_Problem to work on_: Only the lines with "iexplore" in the entries below belong in the answer; please copy them.

*** Records for processing ***

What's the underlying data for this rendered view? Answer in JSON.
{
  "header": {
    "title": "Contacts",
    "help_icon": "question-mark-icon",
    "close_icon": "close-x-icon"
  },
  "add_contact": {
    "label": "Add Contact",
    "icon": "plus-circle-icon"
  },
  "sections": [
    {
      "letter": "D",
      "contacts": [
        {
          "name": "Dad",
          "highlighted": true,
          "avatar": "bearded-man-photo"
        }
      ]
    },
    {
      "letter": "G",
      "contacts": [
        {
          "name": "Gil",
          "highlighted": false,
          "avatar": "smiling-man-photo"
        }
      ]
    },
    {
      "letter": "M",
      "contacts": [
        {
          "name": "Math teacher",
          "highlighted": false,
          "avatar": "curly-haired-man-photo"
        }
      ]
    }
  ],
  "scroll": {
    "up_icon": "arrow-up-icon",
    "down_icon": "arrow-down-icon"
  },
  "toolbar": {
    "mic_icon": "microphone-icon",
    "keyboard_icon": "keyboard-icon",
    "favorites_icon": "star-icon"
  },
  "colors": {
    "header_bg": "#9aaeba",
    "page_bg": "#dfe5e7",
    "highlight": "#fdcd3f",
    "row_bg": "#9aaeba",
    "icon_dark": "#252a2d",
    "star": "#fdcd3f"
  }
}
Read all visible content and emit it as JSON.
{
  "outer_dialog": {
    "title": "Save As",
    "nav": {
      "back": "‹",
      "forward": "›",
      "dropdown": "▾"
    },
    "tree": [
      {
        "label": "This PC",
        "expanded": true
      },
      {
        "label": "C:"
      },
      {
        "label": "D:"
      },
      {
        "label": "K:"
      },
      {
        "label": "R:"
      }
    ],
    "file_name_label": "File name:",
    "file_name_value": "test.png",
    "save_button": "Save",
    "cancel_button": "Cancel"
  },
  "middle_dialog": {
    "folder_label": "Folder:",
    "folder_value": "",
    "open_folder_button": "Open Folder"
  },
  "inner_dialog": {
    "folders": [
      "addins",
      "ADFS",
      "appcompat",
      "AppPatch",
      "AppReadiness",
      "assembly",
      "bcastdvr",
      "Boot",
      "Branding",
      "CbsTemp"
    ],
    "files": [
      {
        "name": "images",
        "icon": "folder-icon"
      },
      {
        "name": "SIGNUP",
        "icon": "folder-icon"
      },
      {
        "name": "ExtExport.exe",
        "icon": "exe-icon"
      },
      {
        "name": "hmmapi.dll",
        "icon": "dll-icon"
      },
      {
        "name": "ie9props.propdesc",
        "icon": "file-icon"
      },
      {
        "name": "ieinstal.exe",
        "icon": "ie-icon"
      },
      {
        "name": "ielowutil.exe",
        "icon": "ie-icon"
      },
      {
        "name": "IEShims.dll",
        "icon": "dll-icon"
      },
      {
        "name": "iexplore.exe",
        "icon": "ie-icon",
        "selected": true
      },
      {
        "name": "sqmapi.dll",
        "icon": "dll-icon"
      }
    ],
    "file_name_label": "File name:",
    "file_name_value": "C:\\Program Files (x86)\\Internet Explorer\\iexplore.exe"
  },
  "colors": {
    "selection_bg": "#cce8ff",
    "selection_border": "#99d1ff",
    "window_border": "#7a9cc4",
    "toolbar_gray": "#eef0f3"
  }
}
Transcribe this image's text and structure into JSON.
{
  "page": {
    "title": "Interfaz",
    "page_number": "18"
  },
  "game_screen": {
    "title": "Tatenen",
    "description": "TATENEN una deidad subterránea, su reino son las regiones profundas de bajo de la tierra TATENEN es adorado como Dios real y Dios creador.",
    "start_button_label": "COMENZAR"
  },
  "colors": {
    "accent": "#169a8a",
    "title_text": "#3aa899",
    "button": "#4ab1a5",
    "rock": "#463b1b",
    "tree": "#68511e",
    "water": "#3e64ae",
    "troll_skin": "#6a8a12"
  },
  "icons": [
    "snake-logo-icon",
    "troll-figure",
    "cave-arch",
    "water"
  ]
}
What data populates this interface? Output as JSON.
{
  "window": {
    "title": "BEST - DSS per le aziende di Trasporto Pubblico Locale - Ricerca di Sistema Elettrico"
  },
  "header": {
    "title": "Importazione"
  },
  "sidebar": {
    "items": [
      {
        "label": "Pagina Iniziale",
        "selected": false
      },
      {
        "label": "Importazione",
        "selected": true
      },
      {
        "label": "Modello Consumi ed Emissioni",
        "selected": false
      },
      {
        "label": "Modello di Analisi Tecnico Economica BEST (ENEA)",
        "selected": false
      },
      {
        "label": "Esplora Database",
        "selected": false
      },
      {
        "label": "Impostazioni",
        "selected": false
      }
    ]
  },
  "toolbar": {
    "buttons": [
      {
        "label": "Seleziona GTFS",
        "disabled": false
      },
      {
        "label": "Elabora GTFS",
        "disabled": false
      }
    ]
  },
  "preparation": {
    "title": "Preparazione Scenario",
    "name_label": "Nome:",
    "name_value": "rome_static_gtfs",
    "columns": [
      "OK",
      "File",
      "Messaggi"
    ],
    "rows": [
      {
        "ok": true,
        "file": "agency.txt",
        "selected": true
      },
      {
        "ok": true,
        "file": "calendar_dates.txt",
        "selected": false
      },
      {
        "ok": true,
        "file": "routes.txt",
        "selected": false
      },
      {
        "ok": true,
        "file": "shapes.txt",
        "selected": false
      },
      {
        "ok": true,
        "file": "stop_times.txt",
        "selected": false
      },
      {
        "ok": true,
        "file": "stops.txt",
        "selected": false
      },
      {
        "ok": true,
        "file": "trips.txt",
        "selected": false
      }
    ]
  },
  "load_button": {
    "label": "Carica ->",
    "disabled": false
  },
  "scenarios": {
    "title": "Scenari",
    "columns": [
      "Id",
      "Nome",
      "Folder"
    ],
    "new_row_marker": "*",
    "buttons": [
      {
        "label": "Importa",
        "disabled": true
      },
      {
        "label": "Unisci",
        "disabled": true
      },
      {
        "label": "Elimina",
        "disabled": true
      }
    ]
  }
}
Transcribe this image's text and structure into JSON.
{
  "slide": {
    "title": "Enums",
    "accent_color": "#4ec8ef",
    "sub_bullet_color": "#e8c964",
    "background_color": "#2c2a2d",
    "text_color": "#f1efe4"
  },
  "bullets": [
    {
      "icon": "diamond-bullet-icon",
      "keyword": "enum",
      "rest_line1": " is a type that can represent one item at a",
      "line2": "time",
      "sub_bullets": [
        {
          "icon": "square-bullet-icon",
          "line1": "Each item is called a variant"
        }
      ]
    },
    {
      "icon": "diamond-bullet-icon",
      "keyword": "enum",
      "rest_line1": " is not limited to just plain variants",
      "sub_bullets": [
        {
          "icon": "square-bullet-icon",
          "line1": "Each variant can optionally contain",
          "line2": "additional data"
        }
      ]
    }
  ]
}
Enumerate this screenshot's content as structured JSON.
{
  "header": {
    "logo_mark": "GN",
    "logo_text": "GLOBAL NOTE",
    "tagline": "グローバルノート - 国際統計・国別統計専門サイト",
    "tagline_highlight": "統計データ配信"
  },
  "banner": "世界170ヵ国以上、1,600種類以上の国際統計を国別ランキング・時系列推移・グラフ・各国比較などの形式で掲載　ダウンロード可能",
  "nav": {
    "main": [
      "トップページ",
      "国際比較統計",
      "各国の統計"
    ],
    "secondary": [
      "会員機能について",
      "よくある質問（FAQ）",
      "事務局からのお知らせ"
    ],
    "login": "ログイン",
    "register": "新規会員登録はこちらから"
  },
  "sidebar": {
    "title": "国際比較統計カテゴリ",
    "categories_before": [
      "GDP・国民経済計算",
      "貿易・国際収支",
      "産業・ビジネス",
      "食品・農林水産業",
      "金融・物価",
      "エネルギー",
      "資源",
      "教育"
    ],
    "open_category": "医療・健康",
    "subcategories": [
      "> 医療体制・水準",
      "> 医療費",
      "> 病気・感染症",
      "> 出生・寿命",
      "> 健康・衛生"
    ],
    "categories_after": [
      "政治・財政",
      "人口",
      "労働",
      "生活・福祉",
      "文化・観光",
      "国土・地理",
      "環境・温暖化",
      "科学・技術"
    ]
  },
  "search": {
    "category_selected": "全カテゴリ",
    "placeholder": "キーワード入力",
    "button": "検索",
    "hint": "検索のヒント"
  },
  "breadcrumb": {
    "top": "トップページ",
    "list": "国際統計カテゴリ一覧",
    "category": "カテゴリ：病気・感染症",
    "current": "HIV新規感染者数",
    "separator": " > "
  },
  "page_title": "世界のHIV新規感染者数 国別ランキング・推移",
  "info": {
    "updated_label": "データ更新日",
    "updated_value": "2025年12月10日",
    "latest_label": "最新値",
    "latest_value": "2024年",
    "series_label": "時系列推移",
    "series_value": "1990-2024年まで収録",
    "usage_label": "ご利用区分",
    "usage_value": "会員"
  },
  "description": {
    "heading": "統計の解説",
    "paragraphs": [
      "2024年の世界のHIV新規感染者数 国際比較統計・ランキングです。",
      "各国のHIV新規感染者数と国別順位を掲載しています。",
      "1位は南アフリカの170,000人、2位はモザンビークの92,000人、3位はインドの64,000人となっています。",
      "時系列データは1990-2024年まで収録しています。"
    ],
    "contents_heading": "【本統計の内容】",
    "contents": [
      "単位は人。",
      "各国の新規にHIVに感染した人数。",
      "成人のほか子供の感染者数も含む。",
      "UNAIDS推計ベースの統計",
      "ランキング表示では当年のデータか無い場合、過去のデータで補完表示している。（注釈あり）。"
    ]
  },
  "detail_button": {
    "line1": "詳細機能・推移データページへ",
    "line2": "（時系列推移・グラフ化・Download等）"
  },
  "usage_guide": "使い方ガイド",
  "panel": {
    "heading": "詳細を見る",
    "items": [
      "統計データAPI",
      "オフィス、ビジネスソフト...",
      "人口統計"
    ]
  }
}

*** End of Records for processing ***

_Task response_:
        "name": "iexplore.exe",
    "file_name_value": "C:\\Program Files (x86)\\Internet Explorer\\iexplore.exe"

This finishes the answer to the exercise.